Anyway, that’s it for my blabbing for one day, if you tried the beta, let me know what you thought of it down there.

Merging game genres

For so long, gaming has been bound by specific genres, that limit, and sometimes even cripple, the games’ improvements. But as gamers began to explore different genres thoroughly and started wondering, what would it be like, if *insert game name* was played from a different perspective? And thus game companies started exploring the possibilities of developing games in other ways; the first I personally can relate to, on the matter, was Command and Conquer’s Renegade.

Command & Conquer: Renegade, came out early 2002, which was basically a first person version of the original Real Time Strategy game Command & Conquer, and it was very exciting when this game came out, it’s like, we always wanted to know what was going on in the ground level of this base we’re building! And Renegade came to the rescue, a few years later, came out Red Alert: A Path Beyond, which was particularly exciting for me, as Red Alert & Red Alert 2 are my all time favorite games, and a company actually makes a first person version of them? Yes please!

Blizzard then made the same move with World Of Warcraft, Warcraft has always been a real time strategy game, until 2004 when they decided that they can instead, make a massive multiplayer online role playing game (MMORPG) off of it! Which was a brilliant success for Blizzard, and helped in keeping the legacy and story of the Warcraft series alive.

Later on though, and this is the main point of this post, came Borderlands!

And with Borderlands came the true merging of game genres, developers 2k Interactive decided to merge the role playing game (RPG) elements that make us addicted to RPG games, such as leveling up and looting, to first person shooter (FPS) elements, which made the game even more addictive!

Borderlands was such a breakthrough since no one else had done what it had achieved so perfectly, the insane amount of weaponry you can find throughout the game world, with infinite customizations made Borderlands every step as exciting as when you start the game!
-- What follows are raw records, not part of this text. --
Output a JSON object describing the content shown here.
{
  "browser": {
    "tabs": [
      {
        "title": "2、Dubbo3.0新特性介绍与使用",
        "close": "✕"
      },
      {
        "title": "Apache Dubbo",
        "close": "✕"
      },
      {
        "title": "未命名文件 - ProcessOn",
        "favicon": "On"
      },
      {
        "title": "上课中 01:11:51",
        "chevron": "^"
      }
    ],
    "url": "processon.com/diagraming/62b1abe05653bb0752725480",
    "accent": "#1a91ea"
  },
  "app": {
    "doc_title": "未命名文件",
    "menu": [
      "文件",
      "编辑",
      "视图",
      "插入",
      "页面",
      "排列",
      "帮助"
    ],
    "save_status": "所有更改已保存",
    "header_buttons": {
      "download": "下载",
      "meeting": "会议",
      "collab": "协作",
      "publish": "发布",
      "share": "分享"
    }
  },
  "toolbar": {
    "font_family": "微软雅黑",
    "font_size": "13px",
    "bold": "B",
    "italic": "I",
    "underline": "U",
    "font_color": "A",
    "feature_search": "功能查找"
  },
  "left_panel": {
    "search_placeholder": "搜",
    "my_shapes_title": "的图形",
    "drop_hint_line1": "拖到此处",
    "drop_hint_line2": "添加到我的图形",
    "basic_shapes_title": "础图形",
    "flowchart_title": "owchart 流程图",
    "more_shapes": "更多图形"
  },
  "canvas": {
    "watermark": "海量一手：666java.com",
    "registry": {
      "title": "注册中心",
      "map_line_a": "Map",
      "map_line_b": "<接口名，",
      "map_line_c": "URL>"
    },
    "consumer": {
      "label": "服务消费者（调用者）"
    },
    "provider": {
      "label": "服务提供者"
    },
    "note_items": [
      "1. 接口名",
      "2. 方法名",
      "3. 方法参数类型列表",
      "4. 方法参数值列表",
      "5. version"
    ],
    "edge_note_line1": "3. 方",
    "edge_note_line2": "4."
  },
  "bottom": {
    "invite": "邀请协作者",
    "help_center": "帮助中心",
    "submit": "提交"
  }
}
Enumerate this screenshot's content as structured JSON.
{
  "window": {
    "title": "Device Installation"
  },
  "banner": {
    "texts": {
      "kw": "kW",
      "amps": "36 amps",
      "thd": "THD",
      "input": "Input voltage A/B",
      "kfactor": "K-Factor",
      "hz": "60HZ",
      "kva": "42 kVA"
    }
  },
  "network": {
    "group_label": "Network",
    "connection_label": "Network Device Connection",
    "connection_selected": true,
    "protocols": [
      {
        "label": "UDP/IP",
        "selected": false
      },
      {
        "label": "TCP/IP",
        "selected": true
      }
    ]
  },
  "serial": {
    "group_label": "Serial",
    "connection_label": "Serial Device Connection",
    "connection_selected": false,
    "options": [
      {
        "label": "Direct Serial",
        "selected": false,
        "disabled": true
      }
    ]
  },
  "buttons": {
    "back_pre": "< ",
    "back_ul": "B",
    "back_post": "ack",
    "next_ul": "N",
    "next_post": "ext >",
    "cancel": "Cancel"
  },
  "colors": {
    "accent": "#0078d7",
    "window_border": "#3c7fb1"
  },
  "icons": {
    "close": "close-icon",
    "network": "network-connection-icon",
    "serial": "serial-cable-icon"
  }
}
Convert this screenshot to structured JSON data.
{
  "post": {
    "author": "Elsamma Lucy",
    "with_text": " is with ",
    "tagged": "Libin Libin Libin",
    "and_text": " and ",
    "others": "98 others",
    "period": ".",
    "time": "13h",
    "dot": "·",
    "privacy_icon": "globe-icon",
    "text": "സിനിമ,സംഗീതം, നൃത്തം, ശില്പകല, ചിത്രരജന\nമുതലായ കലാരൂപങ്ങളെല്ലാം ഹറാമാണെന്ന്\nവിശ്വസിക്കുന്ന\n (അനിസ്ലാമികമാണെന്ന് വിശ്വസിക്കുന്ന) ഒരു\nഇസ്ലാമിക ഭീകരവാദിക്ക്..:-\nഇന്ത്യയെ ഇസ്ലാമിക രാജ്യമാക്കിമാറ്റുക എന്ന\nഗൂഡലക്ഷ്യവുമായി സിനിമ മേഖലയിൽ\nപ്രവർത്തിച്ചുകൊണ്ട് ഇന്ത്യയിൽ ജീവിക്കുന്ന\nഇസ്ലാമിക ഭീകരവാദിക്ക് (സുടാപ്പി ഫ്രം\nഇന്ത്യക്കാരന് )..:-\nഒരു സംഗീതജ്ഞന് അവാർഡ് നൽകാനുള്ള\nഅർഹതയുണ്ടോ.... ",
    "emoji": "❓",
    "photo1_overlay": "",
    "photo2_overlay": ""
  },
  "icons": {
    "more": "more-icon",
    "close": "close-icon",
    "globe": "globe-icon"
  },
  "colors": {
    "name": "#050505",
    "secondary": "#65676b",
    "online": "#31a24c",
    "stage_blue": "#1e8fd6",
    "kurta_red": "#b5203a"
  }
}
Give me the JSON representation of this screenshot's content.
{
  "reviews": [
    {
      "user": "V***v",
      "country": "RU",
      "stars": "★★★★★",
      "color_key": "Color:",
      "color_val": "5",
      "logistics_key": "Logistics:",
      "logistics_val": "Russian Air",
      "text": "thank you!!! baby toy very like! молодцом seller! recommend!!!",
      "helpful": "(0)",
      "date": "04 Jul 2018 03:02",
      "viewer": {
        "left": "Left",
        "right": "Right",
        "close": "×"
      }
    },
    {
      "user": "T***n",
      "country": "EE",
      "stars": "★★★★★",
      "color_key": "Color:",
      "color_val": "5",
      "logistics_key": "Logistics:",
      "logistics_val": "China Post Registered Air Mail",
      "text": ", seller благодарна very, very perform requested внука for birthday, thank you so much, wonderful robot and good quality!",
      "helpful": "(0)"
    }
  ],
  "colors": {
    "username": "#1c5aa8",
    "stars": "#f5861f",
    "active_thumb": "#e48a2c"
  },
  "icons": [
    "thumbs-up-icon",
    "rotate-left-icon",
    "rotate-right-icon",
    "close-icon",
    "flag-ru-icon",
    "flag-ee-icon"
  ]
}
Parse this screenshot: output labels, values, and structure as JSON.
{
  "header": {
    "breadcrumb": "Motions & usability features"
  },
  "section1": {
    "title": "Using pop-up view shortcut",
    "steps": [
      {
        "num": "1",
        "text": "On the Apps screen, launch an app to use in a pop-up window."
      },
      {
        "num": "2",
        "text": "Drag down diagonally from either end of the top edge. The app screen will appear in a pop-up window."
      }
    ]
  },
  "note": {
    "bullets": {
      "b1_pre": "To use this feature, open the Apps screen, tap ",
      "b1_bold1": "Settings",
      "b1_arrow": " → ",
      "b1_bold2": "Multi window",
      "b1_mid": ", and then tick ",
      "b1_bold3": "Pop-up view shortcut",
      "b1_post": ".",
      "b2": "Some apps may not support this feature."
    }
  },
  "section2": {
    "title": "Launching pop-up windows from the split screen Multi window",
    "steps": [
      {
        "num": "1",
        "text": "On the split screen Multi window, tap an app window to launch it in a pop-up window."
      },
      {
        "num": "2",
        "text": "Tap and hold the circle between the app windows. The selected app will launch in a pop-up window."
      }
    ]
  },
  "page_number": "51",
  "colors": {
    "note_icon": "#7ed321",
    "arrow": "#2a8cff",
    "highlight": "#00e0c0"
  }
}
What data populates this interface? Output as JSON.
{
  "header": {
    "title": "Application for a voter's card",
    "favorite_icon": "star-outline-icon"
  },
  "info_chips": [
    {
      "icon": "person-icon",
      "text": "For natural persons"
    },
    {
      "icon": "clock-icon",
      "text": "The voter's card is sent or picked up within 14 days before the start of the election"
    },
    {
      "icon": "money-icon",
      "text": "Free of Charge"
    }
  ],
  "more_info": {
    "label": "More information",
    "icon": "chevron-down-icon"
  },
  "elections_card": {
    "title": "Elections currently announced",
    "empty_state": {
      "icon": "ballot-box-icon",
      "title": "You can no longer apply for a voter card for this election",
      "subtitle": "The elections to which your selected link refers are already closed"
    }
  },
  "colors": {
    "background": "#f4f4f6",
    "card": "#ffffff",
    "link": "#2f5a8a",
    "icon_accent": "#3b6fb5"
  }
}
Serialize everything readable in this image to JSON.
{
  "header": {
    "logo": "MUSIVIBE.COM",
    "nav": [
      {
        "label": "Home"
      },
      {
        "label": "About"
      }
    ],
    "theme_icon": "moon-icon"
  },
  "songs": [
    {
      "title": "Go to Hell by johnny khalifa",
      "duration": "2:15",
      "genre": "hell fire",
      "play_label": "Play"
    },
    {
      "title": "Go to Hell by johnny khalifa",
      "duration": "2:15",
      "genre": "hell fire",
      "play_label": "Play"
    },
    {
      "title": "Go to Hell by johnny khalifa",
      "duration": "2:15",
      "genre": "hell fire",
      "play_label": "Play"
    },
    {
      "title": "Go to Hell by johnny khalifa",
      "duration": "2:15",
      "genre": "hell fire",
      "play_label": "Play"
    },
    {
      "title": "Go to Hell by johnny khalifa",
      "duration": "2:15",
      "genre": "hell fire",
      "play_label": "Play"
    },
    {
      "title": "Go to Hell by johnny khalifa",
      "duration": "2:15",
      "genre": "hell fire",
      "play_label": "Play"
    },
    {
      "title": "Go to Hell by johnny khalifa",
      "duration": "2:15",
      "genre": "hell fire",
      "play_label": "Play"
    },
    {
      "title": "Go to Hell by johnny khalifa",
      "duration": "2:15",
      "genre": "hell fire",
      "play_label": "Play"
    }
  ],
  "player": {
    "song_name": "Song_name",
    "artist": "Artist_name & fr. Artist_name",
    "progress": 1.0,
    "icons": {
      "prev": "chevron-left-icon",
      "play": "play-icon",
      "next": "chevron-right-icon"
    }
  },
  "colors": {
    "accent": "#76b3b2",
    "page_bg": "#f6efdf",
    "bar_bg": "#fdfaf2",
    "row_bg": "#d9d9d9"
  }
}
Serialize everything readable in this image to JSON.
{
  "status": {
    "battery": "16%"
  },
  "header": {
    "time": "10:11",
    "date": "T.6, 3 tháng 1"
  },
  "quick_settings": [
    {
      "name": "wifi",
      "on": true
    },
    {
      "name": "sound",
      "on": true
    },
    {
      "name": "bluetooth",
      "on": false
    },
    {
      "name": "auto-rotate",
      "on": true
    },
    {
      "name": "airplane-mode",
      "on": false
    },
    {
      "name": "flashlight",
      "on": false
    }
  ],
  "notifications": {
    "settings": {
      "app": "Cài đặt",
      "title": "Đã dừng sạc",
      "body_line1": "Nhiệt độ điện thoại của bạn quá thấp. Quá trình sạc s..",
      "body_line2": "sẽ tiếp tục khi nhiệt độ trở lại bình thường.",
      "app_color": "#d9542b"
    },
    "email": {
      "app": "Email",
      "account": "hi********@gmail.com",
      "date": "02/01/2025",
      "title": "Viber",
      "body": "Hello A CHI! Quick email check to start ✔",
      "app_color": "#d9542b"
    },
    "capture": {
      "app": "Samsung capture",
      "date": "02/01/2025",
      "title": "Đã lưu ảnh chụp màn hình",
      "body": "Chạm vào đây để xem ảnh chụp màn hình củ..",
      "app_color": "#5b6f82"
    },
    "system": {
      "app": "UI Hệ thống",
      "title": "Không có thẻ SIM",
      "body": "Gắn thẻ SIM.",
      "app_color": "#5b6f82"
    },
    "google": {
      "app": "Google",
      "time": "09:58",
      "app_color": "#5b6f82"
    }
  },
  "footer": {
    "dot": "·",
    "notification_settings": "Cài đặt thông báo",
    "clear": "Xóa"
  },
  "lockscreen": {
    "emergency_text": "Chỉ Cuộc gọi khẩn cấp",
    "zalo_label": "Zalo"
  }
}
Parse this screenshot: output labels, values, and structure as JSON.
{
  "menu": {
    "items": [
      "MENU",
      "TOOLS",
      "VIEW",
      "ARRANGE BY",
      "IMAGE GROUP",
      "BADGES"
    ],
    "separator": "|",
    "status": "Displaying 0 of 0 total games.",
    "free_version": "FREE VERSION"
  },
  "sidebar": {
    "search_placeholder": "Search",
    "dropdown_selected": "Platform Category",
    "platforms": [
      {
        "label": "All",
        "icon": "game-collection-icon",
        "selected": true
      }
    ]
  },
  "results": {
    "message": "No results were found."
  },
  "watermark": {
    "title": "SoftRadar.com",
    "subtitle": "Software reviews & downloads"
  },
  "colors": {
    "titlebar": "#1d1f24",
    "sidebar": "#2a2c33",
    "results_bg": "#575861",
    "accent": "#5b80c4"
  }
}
And with Borderlands 2 coming soon, there’s no telling what kinds of new games will spawn off of it! Who knows what genres will merge soon, we might see a sports game turn into an all out fighting game, we can only speculate so much, and in the end, we’re usually left jaw dropped from what we’re seeing!